A new study that quantifies the potential magnitude of retirement savings shortfalls finds that, if current trends continue, federal and state governments could be hit with a combined $1.3 trillion burden over the next 20 years; efforts at the state level, however, could help reduce that burden.
The study by ESI conducted on behalf of The Pew Charitable Trusts finds that—with as many as 56 million private sectors workers lacking access to a retirement savings plan through their employer— such limited access and savings could lead to cumulative additional costs to the federal government of $964 billion between 2021 and 2040, while state costs could reach another $334 billion over that period.

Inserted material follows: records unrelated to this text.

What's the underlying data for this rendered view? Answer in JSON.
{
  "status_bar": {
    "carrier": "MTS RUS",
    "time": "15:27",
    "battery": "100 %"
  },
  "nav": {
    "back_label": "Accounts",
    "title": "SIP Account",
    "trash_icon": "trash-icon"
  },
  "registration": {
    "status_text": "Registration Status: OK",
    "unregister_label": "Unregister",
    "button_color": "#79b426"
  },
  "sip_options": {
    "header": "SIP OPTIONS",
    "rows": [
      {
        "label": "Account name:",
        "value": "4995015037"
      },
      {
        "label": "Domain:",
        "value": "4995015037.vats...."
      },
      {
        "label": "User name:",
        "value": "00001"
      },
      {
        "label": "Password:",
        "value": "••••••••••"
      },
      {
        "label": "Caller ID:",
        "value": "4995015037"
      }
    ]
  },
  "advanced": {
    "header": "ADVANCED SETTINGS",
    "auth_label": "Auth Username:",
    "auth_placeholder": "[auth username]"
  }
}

According to the study, these costs would be a result of increased public assistance costs, reduced tax revenue, decreased household spending and standards of living, and lower employment.
The compositional shift between elderly and non-elderly households will also create significant fiscal pressure, since working age households form the core of the federal tax base. Data from the Census Bureau shows that the elderly population of the United States is projected to increase by 50%, rising from 54.1 million in 2020 to 81.5 million in 2040. Additionally, there are projected to be 54 elderly households for every 100 working age households by 2040, up from 37 elderly households for each 100 working age household in 2020.
Moreover, under a continuation of current trends, the share of households with people at least age 65 with less than $75,000 in annual retirement income—a level the research suggests indicates financial vulnerability—will increase by 43% from 22.8 million in 2020 to 32.6 million in 2040. Among these vulnerable households, the average annual income shortfall relative to recommended replacement levels is projected to be $7,050 in 2040. As these workers age, inadequate retirement savings will likely lead to reduced retirement income and quality of life for many.
At the same time, this shortfall will put greater pressure on public spending and increase taxpayer burdens. To that end, the research shows that the average income shortfall in retirement among vulnerable older households in 2020 was $6,740, which will increase state spending for Medicaid and other assistance programs. The study estimated the cumulative additional taxpayer liability because of insufficient retirement savings to be $13,600 per household.
Addressing the Gap
But there’s good news, according to John Scott and Andrew Blevins of Pew’s retirement savings project, who note that “even small savings over a worker’s career could help offset the effects of these shortfalls.”
Based on the mid-point of standardized financial assumptions, addressing the projected income gap of around $7,050 cited above requires a lump sum savings of around $117,500 available at retirement. If households saved an additional $1,685 a year—about $140 a month—over a 30-year period, they could erase the retirement savings gap, eliminate the extra taxpayer burden, and help people maintain their lifestyles in retirement, the pair note. What’s more, any savings above the status quo would help to reduce the fiscal obligations and improve retirement outcomes. And with access to the enhanced Saver’s Match, the annual savings required would fall to $1,120, or about $95 per month.
One way to help is through the creation of state-savings programs for those employees whose employers do not offer a retirement savings plan, they contend. Amid the absence of federal legislation to close access gaps, Scott and Blevins note that 11 states have already launched automated savings programs and lawmakers in more states are introducing measures to expand those opportunities.
“The automated savings programs provide a way to steadily boost worker savings and help avoid some of the projected state and federal cost increases,” the Pew researchers note. “Workers can opt out; no one would be required to participate. And those who stay in can change their contributions at regular intervals.”
In fact, early evidence from the longest operating programs in Oregon, Illinois and California shows that these plans have received participant contribution levels similar to the level that would be needed to close the gap. Program data from December 2022 indicates that contribution levels range from around $130 to $170 per month, an annualized amount of around $1,500 to $2,000, the ESI study shows.
“All 50 states face the fiscal strain of an increasingly older population. But making it easier for people to set aside even modest levels of savings during their working years will pay dividends for both individuals and state taxpayers in the long run,” Scott and Blevins further emphasize.